In US sources, the title of the song is usually given as "Gimmie Shelter." The original Rolling Stone review of Let It Bleed, by Greil Marcus (December 27, 1969), made these perceptive and prescient comments: "'Gimmie Shelter' is a song about fear; it probably serves better than anything written this year as a passageway straight into the next few years. The band builds on the dark beauty of the finest melody Mick and Keith have ever written, slowly adding instruments and sounds until an explosively full presence of bass and drums rides on over the first crest of the song into the howls of Mick and a woman, Mary [sic] Clayton. It's a full-faced meeting with all the terror the mind can summon, moving fast and never breaking so that men and women have to beat that terror at the game's own pace. When Mary Clayton sings alone, so loudly and with so much force you think her lungs are bursting, Richards frames her with jolting riffs that blaze past her and take it back to Mick. Their answer and their way out matches the power of the threat: 'It's just a shot away, it's just a shot away ... it's just a kiss away, it's just a kiss away.' The truly fearful omen of the music is that you know just a kiss won't be enough. This song, caught up in its own momentum, says you need the other too."
The live version from the Ladies and Gentlemen, the Rolling Stones movie -- recorded in Texas on the 1972 tour -- gives a good idea of how "Gimme Shelter" was played in concert during the period of lead guitarist Mick Taylor (for whom this became a showpiece tune), and without the female vocal part:
A muscular live version from Amsterdam in 1995:
The song as performed by Jagger and U2 at the Rock and Roll Hall of Fame ceremony in 2009, with Fergie of Black Eyed Peas rocking the Merry Clayton vocal part:

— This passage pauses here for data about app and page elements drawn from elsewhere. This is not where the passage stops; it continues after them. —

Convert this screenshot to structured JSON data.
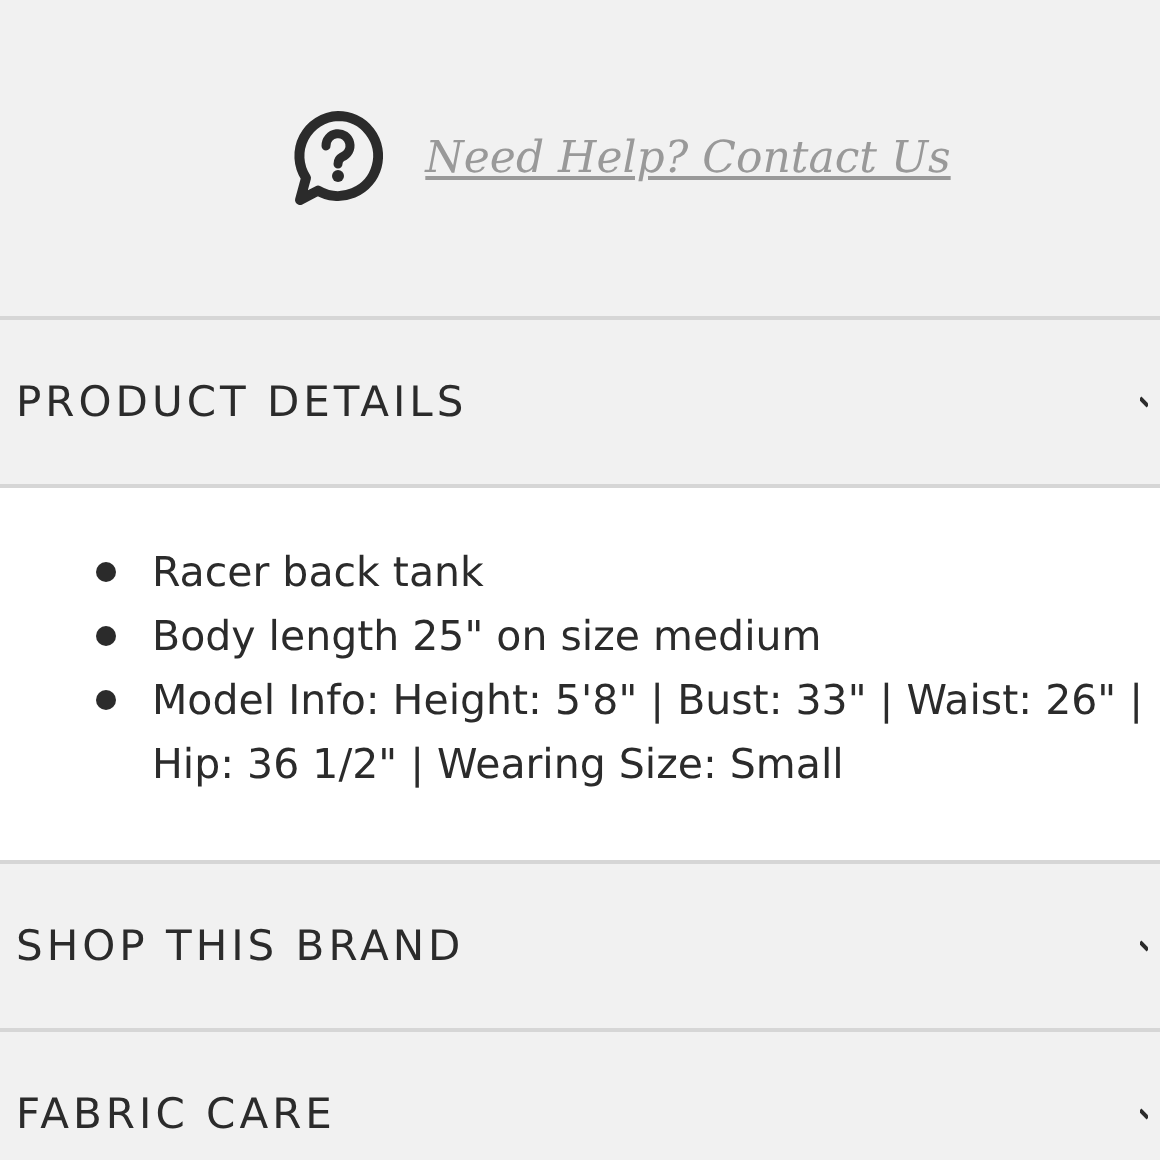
{
  "help": {
    "link": "Need Help? Contact Us"
  },
  "sections": [
    {
      "title": "PRODUCT DETAILS",
      "items": [
        "Racer back tank",
        "Body length 25\" on size medium",
        "Model Info: Height: 5'8\" | Bust: 33\" | Waist: 26\" | Hip: 36 1/2\" | Wearing Size: Small"
      ]
    },
    {
      "title": "SHOP THIS BRAND"
    },
    {
      "title": "FABRIC CARE"
    }
  ]
}
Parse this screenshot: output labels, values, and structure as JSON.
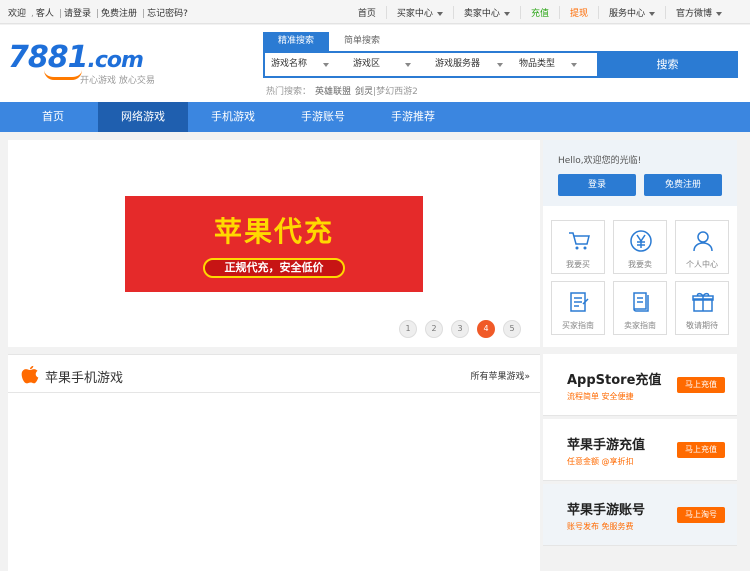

A solo performance of the song by Merry Clayton:
And a live version by Clayton:
Clayton recalling the recording of "Gimme Shelter"
in the documentary, 20 Feet from Stardom: